**DATASET EXTRACT:**
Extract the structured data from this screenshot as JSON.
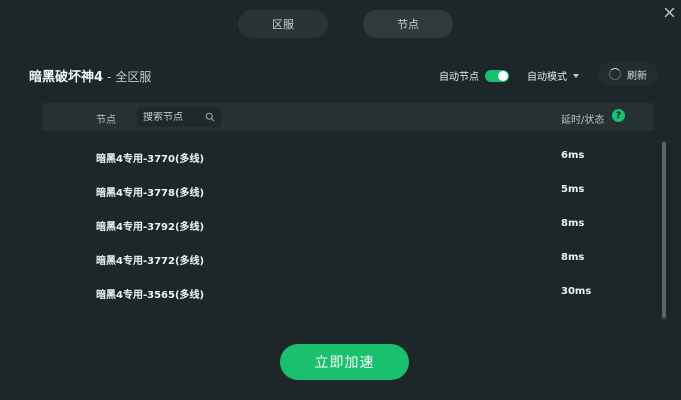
{
  "tabs": [
    {
      "label": "区服"
    },
    {
      "label": "节点"
    }
  ],
  "game": {
    "name": "暗黑破坏神4",
    "separator": "-",
    "region": "全区服"
  },
  "controls": {
    "auto_node_label": "自动节点",
    "auto_node_on": true,
    "auto_mode_label": "自动模式",
    "refresh_label": "刷新"
  },
  "list_header": {
    "node_label": "节点",
    "search_placeholder": "搜索节点",
    "latency_label": "延时/状态",
    "help_glyph": "?"
  },
  "nodes": [
    {
      "name": "暗黑4专用-3770(多线)",
      "latency": "6ms"
    },
    {
      "name": "暗黑4专用-3778(多线)",
      "latency": "5ms"
    },
    {
      "name": "暗黑4专用-3792(多线)",
      "latency": "8ms"
    },
    {
      "name": "暗黑4专用-3772(多线)",
      "latency": "8ms"
    },
    {
      "name": "暗黑4专用-3565(多线)",
      "latency": "30ms"
    }
  ],
  "boost_button": {
    "label": "立即加速"
  },
  "colors": {
    "background": "#1d2729",
    "accent": "#19c06e",
    "panel": "#263134"
  },
  "icons": [
    "close-icon",
    "toggle-switch",
    "caret-down-icon",
    "spinner-icon",
    "search-icon",
    "help-icon"
  ]
}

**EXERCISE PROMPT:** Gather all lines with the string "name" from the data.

**ANSWER TO THIS PROBLEM:**
    "name": "暗黑破坏神4",
      "name": "暗黑4专用-3770(多线)",
      "name": "暗黑4专用-3778(多线)",
      "name": "暗黑4专用-3792(多线)",
      "name": "暗黑4专用-3772(多线)",
      "name": "暗黑4专用-3565(多线)",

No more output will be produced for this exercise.